My Committee on Transportation and Infrastructure in the House of Representatives, on which I serve as the top Democrat, recently voted to advance legislation that puts an end to the EPA’s practice of retroactively revoking coal permits, like it did with the Spruce Mine in Logan County.
In recent years, the EPA has taken direct aim at the Appalachia coalfields using and abusing seemingly every regulatory tool in its arsenal to stymie, disrupt and prevent coal mining.
Under practices by the current EPA, permits for surface mines throughout the Appalachian States have been bottled up for months. But perhaps its most brazen assault on coal miners’ jobs occurred in January 2011, when the Agency retroactively vetoed a previously issued Clean Water Act permit for the Spruce Mine, despite having participated in the process leading to its issuance in the first place.

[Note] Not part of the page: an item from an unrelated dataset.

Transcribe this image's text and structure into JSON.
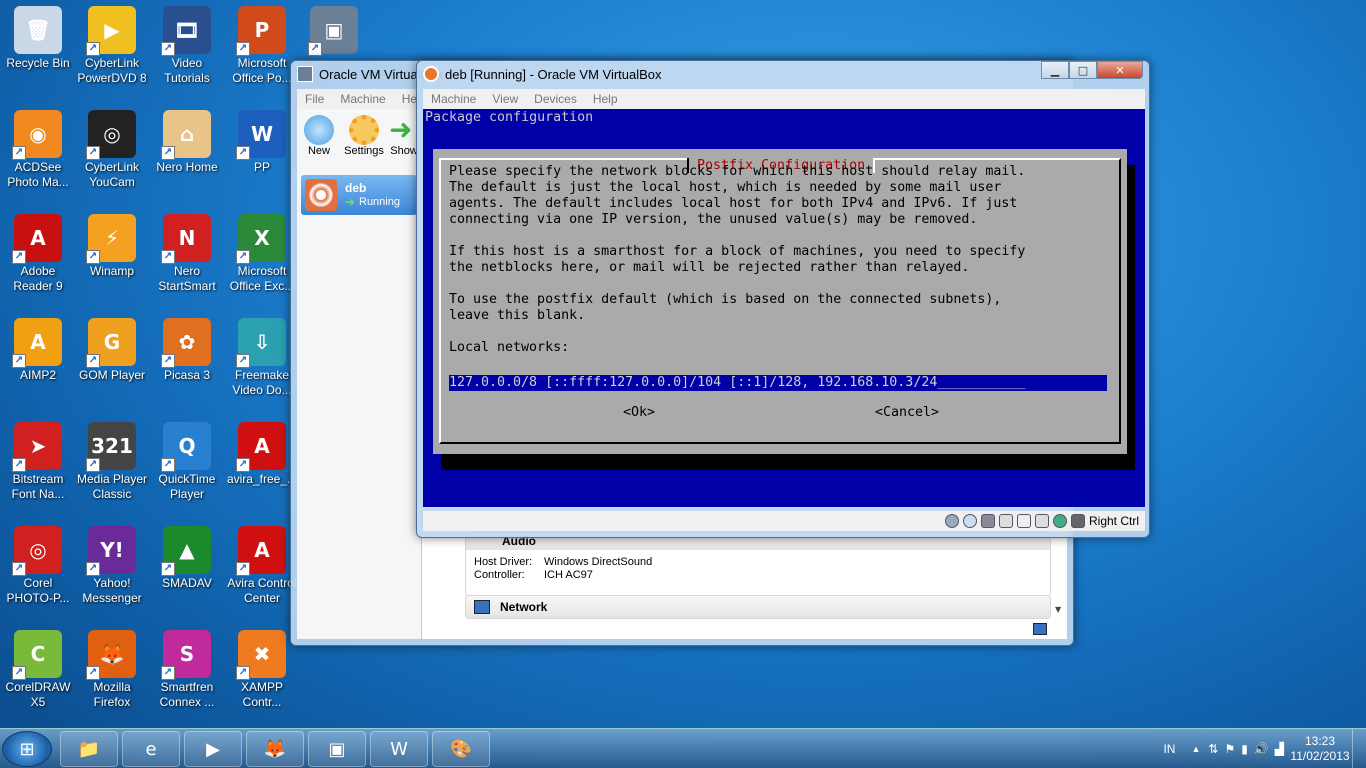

When the EPA issued its veto, I had been working with the mine company, the miners, and their families in opposing the action for months. I said at the time that this veto reaches well beyond coal; it threatens the economic security of every business that relies upon these Clean Water Act permits and that depends upon a fair and consistent permitting process.
I said at the time that it was never the intent of Congress to vest such sweeping power in the EPA. If the EPA can retroactively veto any Clean Water Act permit whenever the Administrator determines it necessary, all such permits for any range of industrial or construction activities – from highways to shopping centers — throughout the country are rendered completely meaningless.
As I have noted previously, and 27 State Attorneys General concurred recently in an amicus brief for the Supreme Court, such arbitrary power threatens every ongoing and future public construction project that requires a Clean Water Act permit, which puts billions of taxpayer dollars and much-needed jobs at greater risk.
In 2012, the U.S. District Court for the District of Columbia ruled against EPA, accusing it of “magical thinking” in justifying its claim that it has the right to retroactively veto a permit. However, the U.S. Court of Appeals for the D.C. circuit overturned that ruling last year.
I said at the time that the decision would open the floodgates to disrupting coal mining in West Virginia and that Congressional action is needed.
Last year, I introduced the Clean Water Cooperative Federalism Act, legislation approved by the House, at my urging, on a bipartisan basis in the previous Congress, to prevent the EPA’s overreach in the Clean Water Act permitting process. I was joined by Rep. John Mica, a Republican from Florida and former Committee Chairman, in introducing the bipartisan bill.
My bill would place limits on EPA’s ability to veto dredge and fill permits previously issued by the Army Corps of Engineers, as EPA did with the Spruce Mine permit. It also would help to speed up the permitting process and rein in EPA, which has imposed new criteria for permits that have stymied the process.
When the Supreme Court recently opted not to review the appellate court’s ruling, which affirmed the EPA’s retroactive revocation of a mining permit for the Spruce Mine, I again pushed for Congressional action to put an end to the EPA’s Clean Water Act permitting overreaches – which resulted in the Committee’s approval of Rep. David McKinley’s bill to rein in the EPA’s veto authority.
My position on this matter has been consistent and unmistakably clear. The EPA’s overreach threatens coal industry jobs, but it’s also a direct threat to economic activity in communities across the country. If allowed to stand, this decision opens the door for the Agency to shut down a coal mine or stop all manner of industrial activity with an unrestricted flick of its veto pen.
The EPA is not merely taking away a piece of paper when it vetoes a permit. It is taking away the ability of our coal miners to earn an honest living and provide for their families. It is for their sake that I have been fighting all these years to rein in this abusive agency.
(Editor’s note: U.S. Rep. Nick Rahall (D-WV) represents West Virginia’s Third Congressional District.)